## [Exercise instructions]
Going through the material below, please gather all lines with the word "date" in them.

## [Source material]
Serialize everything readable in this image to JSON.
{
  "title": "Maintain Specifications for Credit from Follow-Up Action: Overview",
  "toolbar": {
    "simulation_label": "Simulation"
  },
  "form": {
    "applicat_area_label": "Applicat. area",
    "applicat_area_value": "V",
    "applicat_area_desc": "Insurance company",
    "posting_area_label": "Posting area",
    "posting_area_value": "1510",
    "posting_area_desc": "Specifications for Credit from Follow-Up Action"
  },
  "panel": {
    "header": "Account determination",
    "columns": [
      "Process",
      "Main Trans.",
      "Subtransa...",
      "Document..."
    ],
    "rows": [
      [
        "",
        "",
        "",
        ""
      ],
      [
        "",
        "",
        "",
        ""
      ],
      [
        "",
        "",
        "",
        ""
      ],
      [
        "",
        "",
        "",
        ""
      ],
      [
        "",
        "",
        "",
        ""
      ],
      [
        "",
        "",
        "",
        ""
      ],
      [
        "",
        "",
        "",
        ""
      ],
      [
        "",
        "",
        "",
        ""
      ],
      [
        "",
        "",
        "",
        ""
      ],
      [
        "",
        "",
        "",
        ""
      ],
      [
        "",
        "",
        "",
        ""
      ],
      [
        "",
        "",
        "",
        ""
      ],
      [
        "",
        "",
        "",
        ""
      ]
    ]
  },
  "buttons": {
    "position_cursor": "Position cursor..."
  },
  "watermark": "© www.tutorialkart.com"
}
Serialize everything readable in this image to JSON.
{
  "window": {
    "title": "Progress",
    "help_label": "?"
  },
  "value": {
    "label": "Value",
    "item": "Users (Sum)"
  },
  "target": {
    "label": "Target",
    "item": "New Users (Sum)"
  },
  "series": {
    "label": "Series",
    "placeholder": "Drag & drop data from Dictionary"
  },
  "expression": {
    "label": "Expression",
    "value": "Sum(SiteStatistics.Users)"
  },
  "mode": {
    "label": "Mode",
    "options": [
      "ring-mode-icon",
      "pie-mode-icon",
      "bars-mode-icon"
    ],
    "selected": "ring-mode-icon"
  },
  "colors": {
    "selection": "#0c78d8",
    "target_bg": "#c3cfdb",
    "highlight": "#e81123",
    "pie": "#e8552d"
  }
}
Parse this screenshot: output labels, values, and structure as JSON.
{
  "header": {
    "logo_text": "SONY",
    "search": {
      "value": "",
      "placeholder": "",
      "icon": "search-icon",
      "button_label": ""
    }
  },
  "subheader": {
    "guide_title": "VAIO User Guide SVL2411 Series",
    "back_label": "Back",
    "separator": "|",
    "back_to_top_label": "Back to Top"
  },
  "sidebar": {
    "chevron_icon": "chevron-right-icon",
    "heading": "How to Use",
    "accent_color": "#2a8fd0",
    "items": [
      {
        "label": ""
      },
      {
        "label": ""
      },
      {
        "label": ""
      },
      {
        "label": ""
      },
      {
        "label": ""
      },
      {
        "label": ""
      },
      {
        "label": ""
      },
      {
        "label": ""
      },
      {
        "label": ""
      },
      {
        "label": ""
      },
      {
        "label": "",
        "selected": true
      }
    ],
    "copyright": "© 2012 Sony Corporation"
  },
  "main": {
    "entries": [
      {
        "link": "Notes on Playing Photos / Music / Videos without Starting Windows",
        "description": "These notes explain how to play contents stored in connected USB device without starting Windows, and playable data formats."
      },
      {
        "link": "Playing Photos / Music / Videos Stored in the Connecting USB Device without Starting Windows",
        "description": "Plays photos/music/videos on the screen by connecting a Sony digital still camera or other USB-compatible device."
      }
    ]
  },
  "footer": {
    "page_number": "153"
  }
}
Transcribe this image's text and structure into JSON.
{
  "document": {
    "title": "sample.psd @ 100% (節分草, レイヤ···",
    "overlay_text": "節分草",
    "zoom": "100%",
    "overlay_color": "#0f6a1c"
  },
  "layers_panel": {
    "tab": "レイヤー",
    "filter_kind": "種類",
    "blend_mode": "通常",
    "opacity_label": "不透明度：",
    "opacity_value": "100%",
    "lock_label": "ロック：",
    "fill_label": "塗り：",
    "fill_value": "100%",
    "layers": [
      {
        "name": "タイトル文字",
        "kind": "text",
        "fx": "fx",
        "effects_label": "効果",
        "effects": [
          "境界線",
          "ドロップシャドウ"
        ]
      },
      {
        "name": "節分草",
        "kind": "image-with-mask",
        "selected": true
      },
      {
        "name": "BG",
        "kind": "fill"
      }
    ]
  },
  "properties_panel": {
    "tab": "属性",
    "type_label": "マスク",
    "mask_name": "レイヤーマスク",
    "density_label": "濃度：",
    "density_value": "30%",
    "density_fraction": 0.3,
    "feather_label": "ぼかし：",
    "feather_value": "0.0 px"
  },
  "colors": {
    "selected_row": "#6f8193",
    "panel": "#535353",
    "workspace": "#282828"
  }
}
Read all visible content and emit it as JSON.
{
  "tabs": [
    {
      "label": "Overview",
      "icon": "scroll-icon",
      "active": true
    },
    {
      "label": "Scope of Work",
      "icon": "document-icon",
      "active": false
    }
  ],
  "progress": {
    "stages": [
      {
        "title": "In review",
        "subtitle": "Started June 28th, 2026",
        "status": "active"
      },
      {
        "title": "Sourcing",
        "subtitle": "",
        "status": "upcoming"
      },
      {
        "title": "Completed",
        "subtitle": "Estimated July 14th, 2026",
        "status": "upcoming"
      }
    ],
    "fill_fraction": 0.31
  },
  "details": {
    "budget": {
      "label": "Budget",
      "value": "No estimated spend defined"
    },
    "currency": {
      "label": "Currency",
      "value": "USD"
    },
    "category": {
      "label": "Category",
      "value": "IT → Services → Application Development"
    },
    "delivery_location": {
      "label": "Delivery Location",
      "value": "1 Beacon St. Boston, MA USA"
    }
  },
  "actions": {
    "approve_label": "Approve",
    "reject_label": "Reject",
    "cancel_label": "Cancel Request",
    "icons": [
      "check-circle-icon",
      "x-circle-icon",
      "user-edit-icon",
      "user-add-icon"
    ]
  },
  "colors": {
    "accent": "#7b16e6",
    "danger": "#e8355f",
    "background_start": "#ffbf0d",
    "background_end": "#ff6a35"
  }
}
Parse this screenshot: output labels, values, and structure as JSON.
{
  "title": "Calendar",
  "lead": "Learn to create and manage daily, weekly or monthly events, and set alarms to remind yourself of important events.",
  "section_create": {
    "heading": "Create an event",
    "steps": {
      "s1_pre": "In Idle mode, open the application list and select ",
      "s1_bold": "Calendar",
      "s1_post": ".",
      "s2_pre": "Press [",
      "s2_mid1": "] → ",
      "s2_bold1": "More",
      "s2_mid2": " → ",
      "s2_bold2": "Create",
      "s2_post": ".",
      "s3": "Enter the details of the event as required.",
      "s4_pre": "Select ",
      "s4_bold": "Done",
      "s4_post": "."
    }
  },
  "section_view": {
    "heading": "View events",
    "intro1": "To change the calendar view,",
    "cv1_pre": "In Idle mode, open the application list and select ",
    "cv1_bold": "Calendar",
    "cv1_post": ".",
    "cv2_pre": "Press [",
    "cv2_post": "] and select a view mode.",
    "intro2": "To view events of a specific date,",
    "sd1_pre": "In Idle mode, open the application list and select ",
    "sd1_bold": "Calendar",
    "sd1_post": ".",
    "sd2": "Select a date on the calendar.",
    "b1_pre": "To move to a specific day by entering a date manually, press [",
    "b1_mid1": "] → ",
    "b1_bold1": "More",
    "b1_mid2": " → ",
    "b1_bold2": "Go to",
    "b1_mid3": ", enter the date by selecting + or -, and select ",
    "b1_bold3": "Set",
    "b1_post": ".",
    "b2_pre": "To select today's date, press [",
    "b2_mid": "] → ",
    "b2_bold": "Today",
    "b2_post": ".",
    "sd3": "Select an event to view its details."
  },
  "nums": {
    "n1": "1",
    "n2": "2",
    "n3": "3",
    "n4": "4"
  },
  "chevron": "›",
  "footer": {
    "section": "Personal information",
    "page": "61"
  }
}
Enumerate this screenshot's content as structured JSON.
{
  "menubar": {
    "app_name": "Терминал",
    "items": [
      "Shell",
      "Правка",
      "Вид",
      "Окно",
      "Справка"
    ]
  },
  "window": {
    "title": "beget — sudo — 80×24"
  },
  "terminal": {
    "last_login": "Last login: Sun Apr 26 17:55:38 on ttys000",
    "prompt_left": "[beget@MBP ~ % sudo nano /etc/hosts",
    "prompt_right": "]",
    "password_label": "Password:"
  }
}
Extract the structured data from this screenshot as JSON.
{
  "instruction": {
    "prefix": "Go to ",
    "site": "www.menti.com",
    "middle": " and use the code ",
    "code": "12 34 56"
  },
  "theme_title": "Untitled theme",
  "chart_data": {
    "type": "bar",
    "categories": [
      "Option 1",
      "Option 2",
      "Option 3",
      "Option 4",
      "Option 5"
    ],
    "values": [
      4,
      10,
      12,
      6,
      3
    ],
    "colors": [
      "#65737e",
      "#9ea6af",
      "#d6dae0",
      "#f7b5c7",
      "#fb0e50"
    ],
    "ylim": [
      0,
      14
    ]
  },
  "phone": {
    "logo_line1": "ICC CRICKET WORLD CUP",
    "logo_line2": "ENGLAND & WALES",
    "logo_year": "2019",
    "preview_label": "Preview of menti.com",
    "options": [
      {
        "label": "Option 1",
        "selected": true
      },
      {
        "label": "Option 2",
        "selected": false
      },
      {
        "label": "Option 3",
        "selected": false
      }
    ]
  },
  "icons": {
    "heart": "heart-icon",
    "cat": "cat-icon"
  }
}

## [The answer]
    "intro2": "To view events of a specific date,",
    "sd2": "Select a date on the calendar.",
    "b1_pre": "To move to a specific day by entering a date manually, press [",
    "b1_mid3": ", enter the date by selecting + or -, and select ",
    "b2_pre": "To select today's date, press [",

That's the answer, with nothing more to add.